Most Canadians had been heeding the government’s plea not to travel outside the country, with or without the new restrictions.

Weekly statistics provided by the Canada Border Services Agency show international air travel during the pandemic is less than a 10th what it was before COVID-19.

The data show there was a small increase in international air travel after Christmas, with almost 170,000 people arriving in Canada between Dec. 28 and Jan. 10.

That compares with about 128,000 between Dec. 14 and Dec. 27.

In the last two weeks of January international arrivals fell to 106,000 people, and in the first two weeks of February, the figure fell further to 94,000 people.

The drop in international arrivals in early February is about four times the decline seen between early January and early February in 2019 and 2020.

It came after Ottawa started making all international air travellers show proof of negative COVID-19 tests before boarding their planes.

4 a.m.: The latest numbers on COVID-19 vaccinations in Canada as of 4 a.m. ET on Tuesday, March 2, 2021.

In Canada, the provinces are reporting 66,691 new vaccinations administered for a total of 1,949,643 doses given.

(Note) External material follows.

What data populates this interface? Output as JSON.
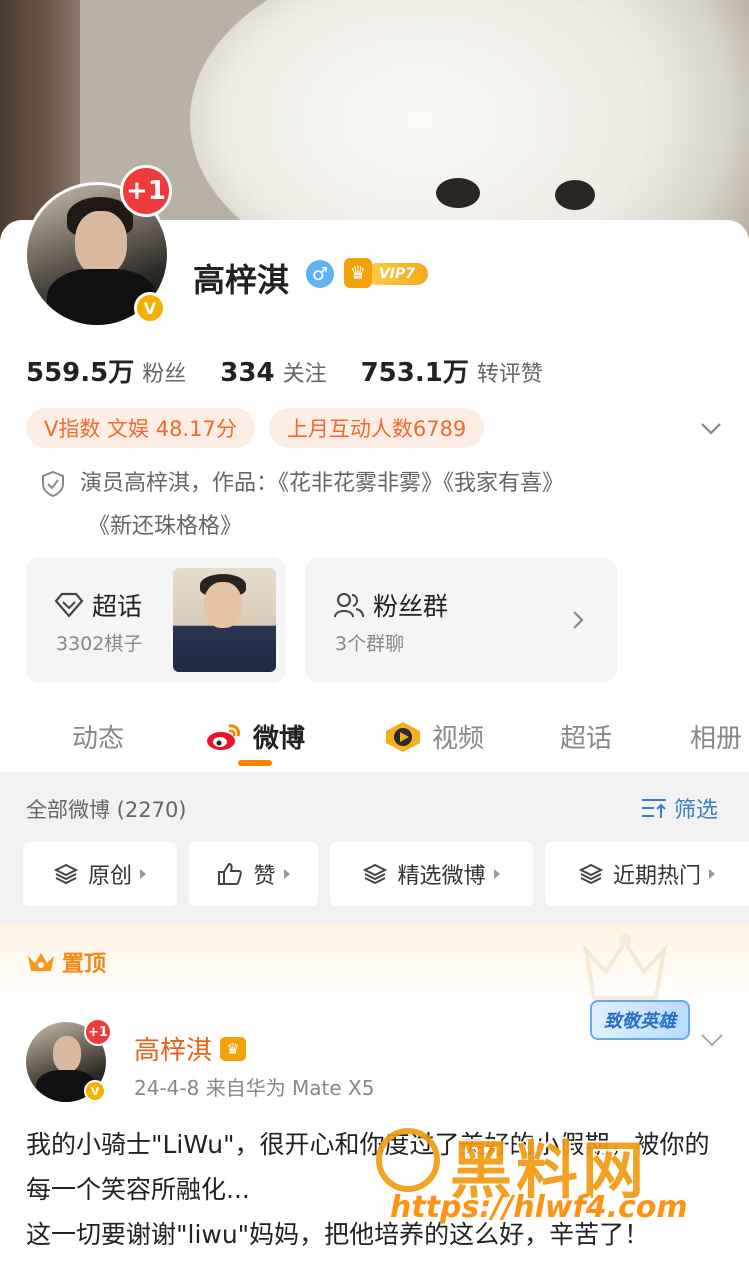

The provinces have administered doses at a rate of 5,144.275 per 100,000.

There were 500 new vaccines delivered to the provinces and territories for a total of 2,442,170 doses delivered so far. The provinces and territories have used 79.83 per cent of their available vaccine supply.

4 a.m.: The latest numbers of confirmed COVID-19 cases in Canada as of 4 a.m. ET on Tuesday, March 2, 2021.

There are 870,033 confirmed cases in Canada (30,430 active, 817,586 resolved, 22,017 deaths).The total case count includes 13 confirmed cases among repatriated travellers.

There were 2,559 new cases Monday. The rate of active cases is 80.07 per 100,000 people. Over the past seven days, there have been a total of 20,525 new cases. The seven-day rolling average of new cases is 2,932.

There were 23 new reported deaths Monday. Over the past seven days there have been a total of 295 new reported deaths. The seven-day rolling average of new reported deaths is 42. The seven-day rolling average of the death rate is 0.11 per 100,000 people. The overall death rate is 57.93 per 100,000 people.

There have been 24,545,470 tests completed.